Adding to Saturday's sightings.  I was at Camano Island State Park Dec 17 around 3:00. I had binoculars and saw what could only be a spy hop, and lots of splashing, across the water.  Saw your report and looked up Bells Beach area. That's where I saw the activity.  I didn't see any boats nearby.
Joanne Repman, Camano Island 
Coastal killer whales
December 18 
Orca Sighting - I was fishing aboard the California Dawn out of Berkeley, CA yesterday (12/18/2016 01:30 PM) and we saw a small pod of 3-4 orca just outside of the Golden Gate. They were swimming and breaching for several minutes before they disappeared underwater.
Daniel Stamos  
Humpback whales
December 26 
12:45 p.m. - Just had a fisherman come in saying he saw a whale near Pt. Defiance just now. He claimed it was a humpback.
Andrew Potter Maul


December 24 
We saw it come straight up at 1:15. Appeared to be feeding. West of the (Tacoma) yacht club. Haven't seen it since.
Cathy Baker
12:25 pm - A small humpback has been fluking up in Commencement Bay, off Owen Beach, near the port of Tacoma, called in by Janet Bissell.


December 22 
Small humpback feeding between Pt Defiance and Narrows Bridge for several hours midday today. It was great, we saw spouts, flukes, and many dives.
Melissa Clarke


December 18 
3:49 p.m. - Just saw it from Point Ruston walkway heading towards downtown!
Diann Sheldon
10:45 a.m. - Just passing very near navigation beacon Point Defiance at 1045, still northbound.
Michele Riley Campbell
10:20 a.m. - Humpback just went past Salmon Beach (near Narrows Bridge in Tacoma). Travelling north.
Zeno Martin  
Gray whales
December 23 
Had a message from WA State Ferries, relaying a report from the Captain of the ferry Klahowya on the Lopez/Orcas/San Juan Island run of a small Gray whale seen at 1:25 pm just off Bright Head, heading NE.  
Rafting sea lions
December 17 
Nice gathering and example of rafting sea lions in Carr Inlet, Puget Sound.
Photo by Robert Kellogg, December 17, 2016 
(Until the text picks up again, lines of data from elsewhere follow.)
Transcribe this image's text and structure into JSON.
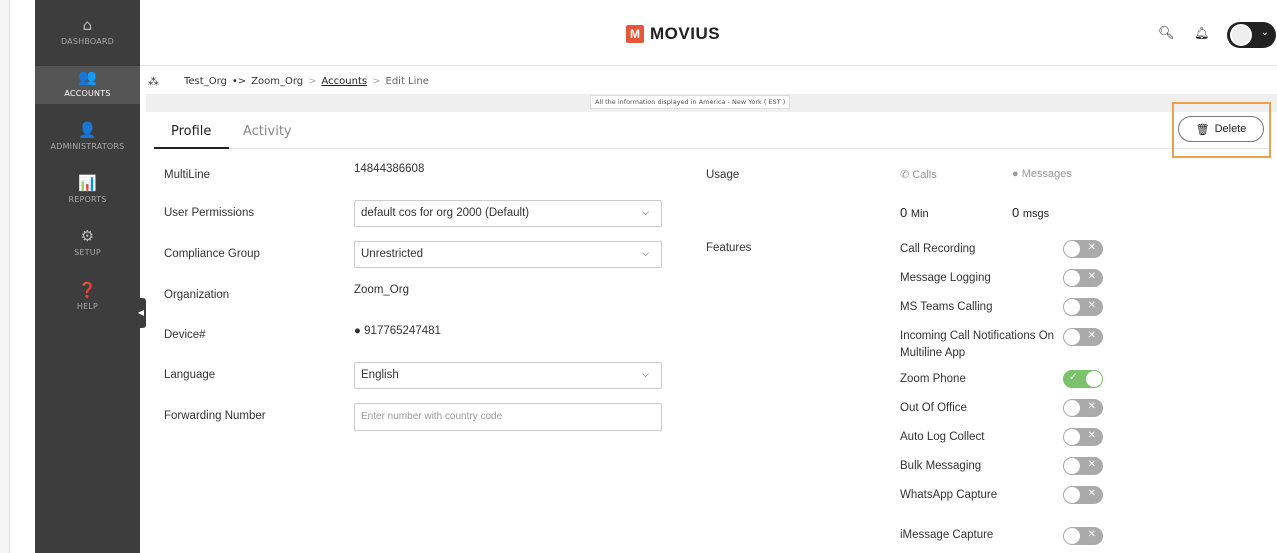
{
  "sidebar": {
    "items": [
      {
        "label": "DASHBOARD",
        "icon": "home-icon",
        "glyph": "⌂"
      },
      {
        "label": "ACCOUNTS",
        "icon": "users-icon",
        "glyph": "👥"
      },
      {
        "label": "ADMINISTRATORS",
        "icon": "admin-icon",
        "glyph": "👤"
      },
      {
        "label": "REPORTS",
        "icon": "reports-icon",
        "glyph": "📊"
      },
      {
        "label": "SETUP",
        "icon": "gear-icon",
        "glyph": "⚙"
      },
      {
        "label": "HELP",
        "icon": "help-icon",
        "glyph": "❓"
      }
    ],
    "active": "ACCOUNTS"
  },
  "header": {
    "logo_mark": "M",
    "logo_text": "MOVIUS"
  },
  "breadcrumb": {
    "org": "Test_Org",
    "arrow": "•>",
    "sub_org": "Zoom_Org",
    "accounts": "Accounts",
    "current": "Edit Line"
  },
  "timezone_note": "All the information displayed in America - New York ( EST )",
  "tabs": {
    "profile": "Profile",
    "activity": "Activity"
  },
  "delete_label": "Delete",
  "form": {
    "multiline_label": "MultiLine",
    "multiline_value": "14844386608",
    "permissions_label": "User Permissions",
    "permissions_value": "default cos for org 2000 (Default)",
    "compliance_label": "Compliance Group",
    "compliance_value": "Unrestricted",
    "organization_label": "Organization",
    "organization_value": "Zoom_Org",
    "device_label": "Device#",
    "device_value": "917765247481",
    "language_label": "Language",
    "language_value": "English",
    "forwarding_label": "Forwarding Number",
    "forwarding_placeholder": "Enter number with country code"
  },
  "usage": {
    "label": "Usage",
    "calls_head": "Calls",
    "messages_head": "Messages",
    "calls_value": "0",
    "calls_unit": "Min",
    "messages_value": "0",
    "messages_unit": "msgs"
  },
  "features": {
    "label": "Features",
    "items": [
      {
        "name": "Call Recording",
        "enabled": false
      },
      {
        "name": "Message Logging",
        "enabled": false
      },
      {
        "name": "MS Teams Calling",
        "enabled": false
      },
      {
        "name": "Incoming Call Notifications On Multiline App",
        "enabled": false
      },
      {
        "name": "Zoom Phone",
        "enabled": true
      },
      {
        "name": "Out Of Office",
        "enabled": false
      },
      {
        "name": "Auto Log Collect",
        "enabled": false
      },
      {
        "name": "Bulk Messaging",
        "enabled": false
      },
      {
        "name": "WhatsApp Capture",
        "enabled": false
      },
      {
        "name": "iMessage Capture",
        "enabled": false
      }
    ]
  }
}
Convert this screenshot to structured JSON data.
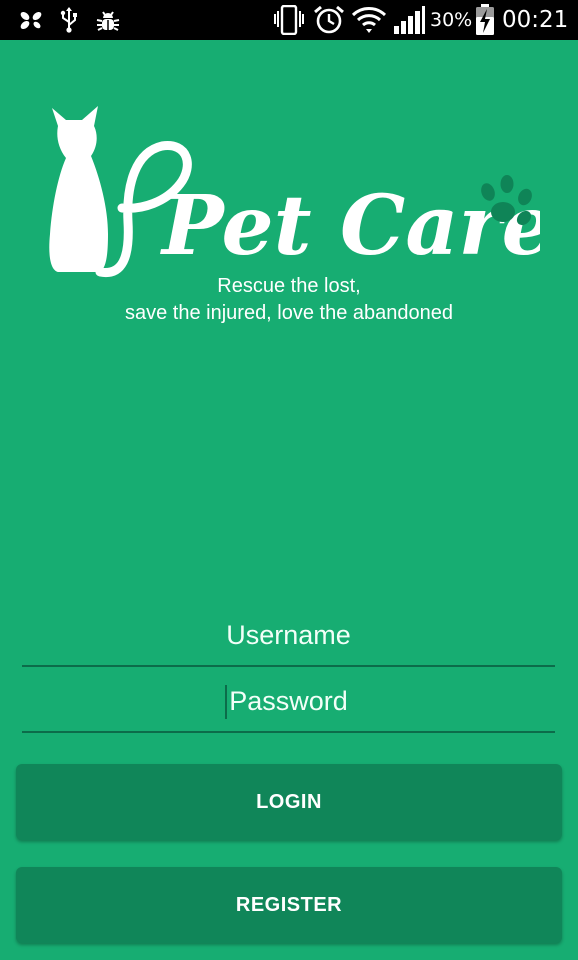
{
  "status_bar": {
    "left_icons": [
      "pinwheel-icon",
      "usb-icon",
      "bug-icon"
    ],
    "right_icons": [
      "vibrate-icon",
      "alarm-icon",
      "wifi-icon",
      "signal-icon",
      "battery-icon"
    ],
    "battery_percent": "30%",
    "time": "00:21"
  },
  "branding": {
    "logo_text": "Pet Care",
    "tagline_line1": "Rescue the lost,",
    "tagline_line2": "save the injured, love the abandoned"
  },
  "login_form": {
    "username_placeholder": "Username",
    "password_placeholder": "Password",
    "login_label": "LOGIN",
    "register_label": "REGISTER"
  },
  "colors": {
    "background": "#17ad72",
    "button": "#108659",
    "input_underline": "#0c6c4a",
    "paw_print": "#0f8457"
  }
}
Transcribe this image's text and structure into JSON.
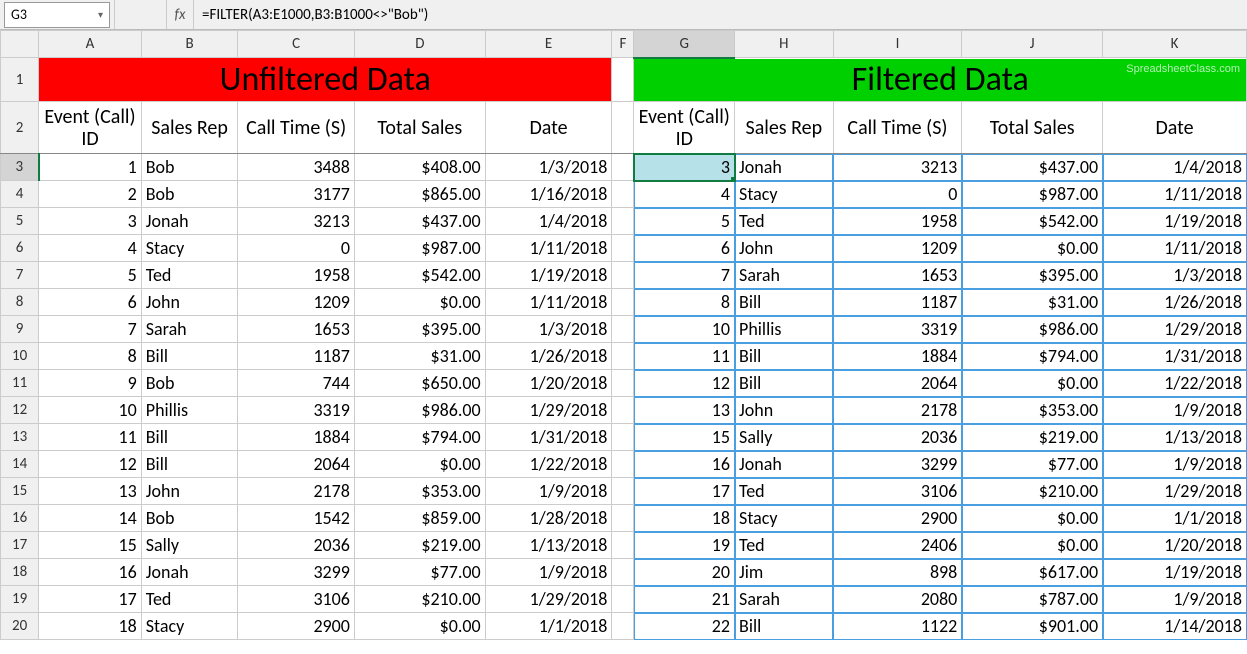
{
  "nameBox": "G3",
  "fxSymbol": "fx",
  "formula": "=FILTER(A3:E1000,B3:B1000<>\"Bob\")",
  "watermark": "SpreadsheetClass.com",
  "colHeaders": [
    "A",
    "B",
    "C",
    "D",
    "E",
    "F",
    "G",
    "H",
    "I",
    "J",
    "K"
  ],
  "rowHeaders": [
    "1",
    "2",
    "3",
    "4",
    "5",
    "6",
    "7",
    "8",
    "9",
    "10",
    "11",
    "12",
    "13",
    "14",
    "15",
    "16",
    "17",
    "18",
    "19",
    "20"
  ],
  "titles": {
    "left": "Unfiltered Data",
    "right": "Filtered Data"
  },
  "headerRow": [
    "Event (Call) ID",
    "Sales Rep",
    "Call Time (S)",
    "Total Sales",
    "Date",
    "",
    "Event (Call) ID",
    "Sales Rep",
    "Call Time (S)",
    "Total Sales",
    "Date"
  ],
  "leftData": [
    {
      "id": "1",
      "rep": "Bob",
      "time": "3488",
      "sales": "$408.00",
      "date": "1/3/2018"
    },
    {
      "id": "2",
      "rep": "Bob",
      "time": "3177",
      "sales": "$865.00",
      "date": "1/16/2018"
    },
    {
      "id": "3",
      "rep": "Jonah",
      "time": "3213",
      "sales": "$437.00",
      "date": "1/4/2018"
    },
    {
      "id": "4",
      "rep": "Stacy",
      "time": "0",
      "sales": "$987.00",
      "date": "1/11/2018"
    },
    {
      "id": "5",
      "rep": "Ted",
      "time": "1958",
      "sales": "$542.00",
      "date": "1/19/2018"
    },
    {
      "id": "6",
      "rep": "John",
      "time": "1209",
      "sales": "$0.00",
      "date": "1/11/2018"
    },
    {
      "id": "7",
      "rep": "Sarah",
      "time": "1653",
      "sales": "$395.00",
      "date": "1/3/2018"
    },
    {
      "id": "8",
      "rep": "Bill",
      "time": "1187",
      "sales": "$31.00",
      "date": "1/26/2018"
    },
    {
      "id": "9",
      "rep": "Bob",
      "time": "744",
      "sales": "$650.00",
      "date": "1/20/2018"
    },
    {
      "id": "10",
      "rep": "Phillis",
      "time": "3319",
      "sales": "$986.00",
      "date": "1/29/2018"
    },
    {
      "id": "11",
      "rep": "Bill",
      "time": "1884",
      "sales": "$794.00",
      "date": "1/31/2018"
    },
    {
      "id": "12",
      "rep": "Bill",
      "time": "2064",
      "sales": "$0.00",
      "date": "1/22/2018"
    },
    {
      "id": "13",
      "rep": "John",
      "time": "2178",
      "sales": "$353.00",
      "date": "1/9/2018"
    },
    {
      "id": "14",
      "rep": "Bob",
      "time": "1542",
      "sales": "$859.00",
      "date": "1/28/2018"
    },
    {
      "id": "15",
      "rep": "Sally",
      "time": "2036",
      "sales": "$219.00",
      "date": "1/13/2018"
    },
    {
      "id": "16",
      "rep": "Jonah",
      "time": "3299",
      "sales": "$77.00",
      "date": "1/9/2018"
    },
    {
      "id": "17",
      "rep": "Ted",
      "time": "3106",
      "sales": "$210.00",
      "date": "1/29/2018"
    },
    {
      "id": "18",
      "rep": "Stacy",
      "time": "2900",
      "sales": "$0.00",
      "date": "1/1/2018"
    }
  ],
  "rightData": [
    {
      "id": "3",
      "rep": "Jonah",
      "time": "3213",
      "sales": "$437.00",
      "date": "1/4/2018"
    },
    {
      "id": "4",
      "rep": "Stacy",
      "time": "0",
      "sales": "$987.00",
      "date": "1/11/2018"
    },
    {
      "id": "5",
      "rep": "Ted",
      "time": "1958",
      "sales": "$542.00",
      "date": "1/19/2018"
    },
    {
      "id": "6",
      "rep": "John",
      "time": "1209",
      "sales": "$0.00",
      "date": "1/11/2018"
    },
    {
      "id": "7",
      "rep": "Sarah",
      "time": "1653",
      "sales": "$395.00",
      "date": "1/3/2018"
    },
    {
      "id": "8",
      "rep": "Bill",
      "time": "1187",
      "sales": "$31.00",
      "date": "1/26/2018"
    },
    {
      "id": "10",
      "rep": "Phillis",
      "time": "3319",
      "sales": "$986.00",
      "date": "1/29/2018"
    },
    {
      "id": "11",
      "rep": "Bill",
      "time": "1884",
      "sales": "$794.00",
      "date": "1/31/2018"
    },
    {
      "id": "12",
      "rep": "Bill",
      "time": "2064",
      "sales": "$0.00",
      "date": "1/22/2018"
    },
    {
      "id": "13",
      "rep": "John",
      "time": "2178",
      "sales": "$353.00",
      "date": "1/9/2018"
    },
    {
      "id": "15",
      "rep": "Sally",
      "time": "2036",
      "sales": "$219.00",
      "date": "1/13/2018"
    },
    {
      "id": "16",
      "rep": "Jonah",
      "time": "3299",
      "sales": "$77.00",
      "date": "1/9/2018"
    },
    {
      "id": "17",
      "rep": "Ted",
      "time": "3106",
      "sales": "$210.00",
      "date": "1/29/2018"
    },
    {
      "id": "18",
      "rep": "Stacy",
      "time": "2900",
      "sales": "$0.00",
      "date": "1/1/2018"
    },
    {
      "id": "19",
      "rep": "Ted",
      "time": "2406",
      "sales": "$0.00",
      "date": "1/20/2018"
    },
    {
      "id": "20",
      "rep": "Jim",
      "time": "898",
      "sales": "$617.00",
      "date": "1/19/2018"
    },
    {
      "id": "21",
      "rep": "Sarah",
      "time": "2080",
      "sales": "$787.00",
      "date": "1/9/2018"
    },
    {
      "id": "22",
      "rep": "Bill",
      "time": "1122",
      "sales": "$901.00",
      "date": "1/14/2018"
    }
  ],
  "selectedCell": {
    "row": 3,
    "col": "G"
  }
}
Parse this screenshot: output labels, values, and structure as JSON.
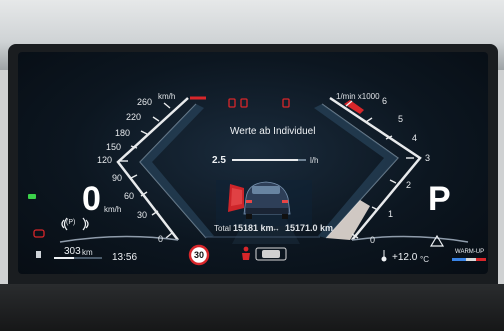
{
  "speed": {
    "unit_top": "km/h",
    "ticks": [
      "260",
      "220",
      "180",
      "150",
      "120",
      "90",
      "60",
      "30",
      "0"
    ],
    "value": "0",
    "unit_small": "km/h"
  },
  "tacho": {
    "unit_top": "1/min x1000",
    "ticks": [
      "6",
      "5",
      "4",
      "3",
      "2",
      "1",
      "0"
    ]
  },
  "center": {
    "title": "Werte ab Individuel",
    "consumption_value": "2.5",
    "consumption_unit": "l/h",
    "total_label": "Total",
    "total_value": "15181 km",
    "trip_value": "15171.0 km"
  },
  "left_info": {
    "range": "303",
    "range_unit": "km",
    "time": "13:56"
  },
  "gear": "P",
  "right_info": {
    "temperature": "+12.0",
    "temp_unit": "°C",
    "warmup": "WARM-UP"
  },
  "speed_limit": "30",
  "colors": {
    "accent_red": "#d8262a",
    "background": "#0c1620",
    "indicator_green": "#3bd14a"
  }
}
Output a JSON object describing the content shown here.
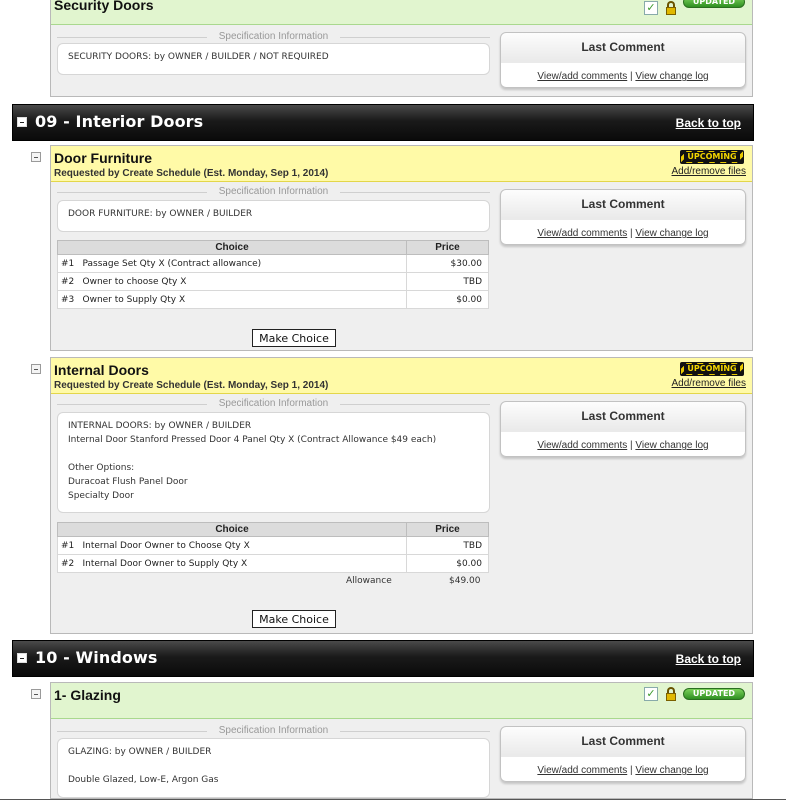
{
  "security_doors": {
    "title": "Security Doors",
    "badge": "UPDATED",
    "spec_label": "Specification Information",
    "spec_lines": [
      "SECURITY DOORS: by OWNER / BUILDER / NOT REQUIRED"
    ],
    "comment_title": "Last Comment",
    "view_comments": "View/add comments",
    "separator": "|",
    "view_log": "View change log"
  },
  "section_09": {
    "title": "09 - Interior Doors",
    "back_to_top": "Back to top"
  },
  "door_furniture": {
    "title": "Door Furniture",
    "requested": "Requested by Create Schedule (Est. Monday, Sep 1, 2014)",
    "badge": "UPCOMING",
    "add_remove": "Add/remove files",
    "spec_label": "Specification Information",
    "spec_lines": [
      "DOOR FURNITURE: by OWNER / BUILDER"
    ],
    "comment_title": "Last Comment",
    "view_comments": "View/add comments",
    "separator": "|",
    "view_log": "View change log",
    "table_headers": {
      "choice": "Choice",
      "price": "Price"
    },
    "rows": [
      {
        "num": "#1",
        "desc": "Passage Set Qty X (Contract allowance)",
        "price": "$30.00"
      },
      {
        "num": "#2",
        "desc": "Owner to choose Qty X",
        "price": "TBD"
      },
      {
        "num": "#3",
        "desc": "Owner to Supply Qty X",
        "price": "$0.00"
      }
    ],
    "make_choice": "Make Choice"
  },
  "internal_doors": {
    "title": "Internal Doors",
    "requested": "Requested by Create Schedule (Est. Monday, Sep 1, 2014)",
    "badge": "UPCOMING",
    "add_remove": "Add/remove files",
    "spec_label": "Specification Information",
    "spec_lines": [
      "INTERNAL DOORS: by OWNER / BUILDER",
      "Internal Door Stanford Pressed Door 4 Panel Qty X (Contract Allowance $49 each)",
      "",
      "Other Options:",
      "Duracoat Flush Panel Door",
      "Specialty Door"
    ],
    "comment_title": "Last Comment",
    "view_comments": "View/add comments",
    "separator": "|",
    "view_log": "View change log",
    "table_headers": {
      "choice": "Choice",
      "price": "Price"
    },
    "rows": [
      {
        "num": "#1",
        "desc": "Internal Door Owner to Choose Qty X",
        "price": "TBD"
      },
      {
        "num": "#2",
        "desc": "Internal Door Owner to Supply Qty X",
        "price": "$0.00"
      }
    ],
    "allowance_label": "Allowance",
    "allowance_value": "$49.00",
    "make_choice": "Make Choice"
  },
  "section_10": {
    "title": "10 - Windows",
    "back_to_top": "Back to top"
  },
  "glazing": {
    "title": "1- Glazing",
    "badge": "UPDATED",
    "spec_label": "Specification Information",
    "spec_lines": [
      "GLAZING: by OWNER / BUILDER",
      "",
      "Double Glazed, Low-E, Argon Gas"
    ],
    "comment_title": "Last Comment",
    "view_comments": "View/add comments",
    "separator": "|",
    "view_log": "View change log"
  },
  "colors": {
    "upcoming_bg": "#fffaa7",
    "updated_bg": "#e1f5cf",
    "section_bar": "#111111"
  }
}
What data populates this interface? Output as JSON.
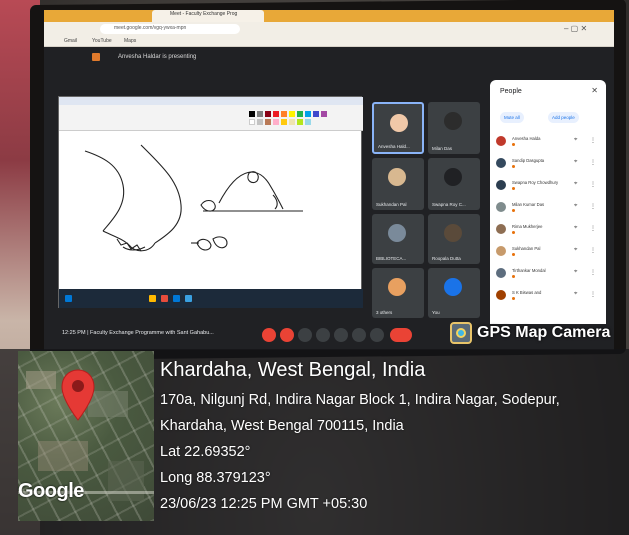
{
  "browser": {
    "tab_title": "Meet - Faculty Exchange Prog",
    "omnibox": "meet.google.com/vgq-ywxa-mpn",
    "bookmarks": [
      "Gmail",
      "YouTube",
      "Maps"
    ],
    "window_controls": "–  ▢  ✕"
  },
  "meet": {
    "presenting_text": "Anvesha Haldar is presenting",
    "bottom_text": "12:25 PM  |  Faculty Exchange Programme with Sant Gahabu...",
    "participants": [
      {
        "name": "Anvesha Hald...",
        "color": "#f0c8a8"
      },
      {
        "name": "Milan Das",
        "color": "#2c2c2c"
      },
      {
        "name": "Sukhandan Pal",
        "color": "#d8b890"
      },
      {
        "name": "Swapna Roy C...",
        "color": "#202124"
      },
      {
        "name": "BIBLIOTECA...",
        "color": "#7a8a9a"
      },
      {
        "name": "Roopala Dutta",
        "color": "#5a4a3a"
      },
      {
        "name": "3 others",
        "color": "#e8a060"
      },
      {
        "name": "You",
        "color": "#1a73e8"
      }
    ]
  },
  "people_panel": {
    "title": "People",
    "close": "✕",
    "mute_all": "Mute all",
    "add_people": "Add people",
    "rows": [
      {
        "name": "Anvesha Halda",
        "color": "#c0392b"
      },
      {
        "name": "Sandip Dasgupta",
        "color": "#34495e"
      },
      {
        "name": "Swapna Roy Chowdhury",
        "color": "#2c3e50"
      },
      {
        "name": "Milan Kumar Das",
        "color": "#7f8c8d"
      },
      {
        "name": "Rima Mukherjee",
        "color": "#8e6e53"
      },
      {
        "name": "Sukhandan Pal",
        "color": "#c79a6b"
      },
      {
        "name": "Tirthankar Mondal",
        "color": "#5d6d7e"
      },
      {
        "name": "S K Biswas and",
        "color": "#a04000"
      }
    ]
  },
  "gps": {
    "app_name": "GPS Map Camera",
    "location_title": "Khardaha, West Bengal, India",
    "address_line_1": "170a, Nilgunj Rd, Indira Nagar Block 1, Indira Nagar, Sodepur,",
    "address_line_2": "Khardaha, West Bengal 700115, India",
    "lat": "Lat 22.69352°",
    "long": "Long 88.379123°",
    "datetime": "23/06/23 12:25 PM GMT +05:30",
    "map_brand": "Google"
  }
}
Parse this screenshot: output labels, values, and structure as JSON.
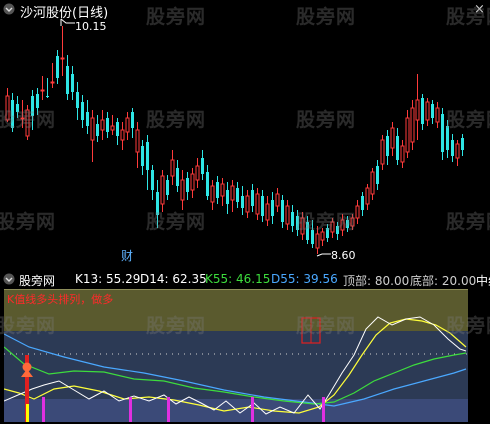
{
  "header": {
    "title": "沙河股份(日线)",
    "close_glyph": "×"
  },
  "watermark": "股旁网",
  "main": {
    "high_label": "10.15",
    "low_label": "8.60",
    "event_label": "财",
    "up_color": "#ff3b3b",
    "down_color": "#2ee6e6"
  },
  "indicator": {
    "name": "股旁网",
    "k13": "K13: 55.29",
    "d14": "D14: 62.35",
    "k55": "K55: 46.15",
    "d55": "D55: 39.56",
    "top": "顶部: 80.00",
    "bottom": "底部: 20.00",
    "truncated": "中线",
    "annotation": "K值线多头排列，做多"
  }
}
Orca Network is a 501 c3 nonprofit organization, dedicated to raising awareness about the whales of the Pacific Northwest, and the importance of providing them healthy and safe habitats.

Orca Network's Whale Sighting Network involves citizens in helping researchers track the movement of whales, and encourages people to observe whales from their homes, businesses, ferries, and beaches.
Whale reports are sent in to our Sighting Network and emailed out to researchers, agencies, and citizens on our network, and posted on our website (MAP of sightings also on website). Whale reports and observations are sent in by a variety of sources, and Orca Network does not guarantee the accuracy of any report or whale identification.



TO REPORT WHALES, CALL: 1-866-ORCANET (1-866-672-2638), email, or post sightings on our Orca Network Facebook page.



 "The new rules prohibit vessels from approaching any killer whale closer than 200 yards and forbid vessels from intercepting a whale or positioning the vessel in its path. This doubles the current approach distance of 100 yards. The rules go into effect May 16 and apply to all types of boats, including motor boats, sail boats and kayaks, in Washington"

For more information on the Federal Regulations, visit the NOAA Fisheries website. 


To report harassment of whales in US waters, call NOAA Enforcement: 1-800-853-1964;

In Canadian waters, call DFO's Observe Record and Report (ORR) Violations Hotline: 1-800- 465-4336

Report the boat name &/or a description of the boat, & get photos/video if at all possible.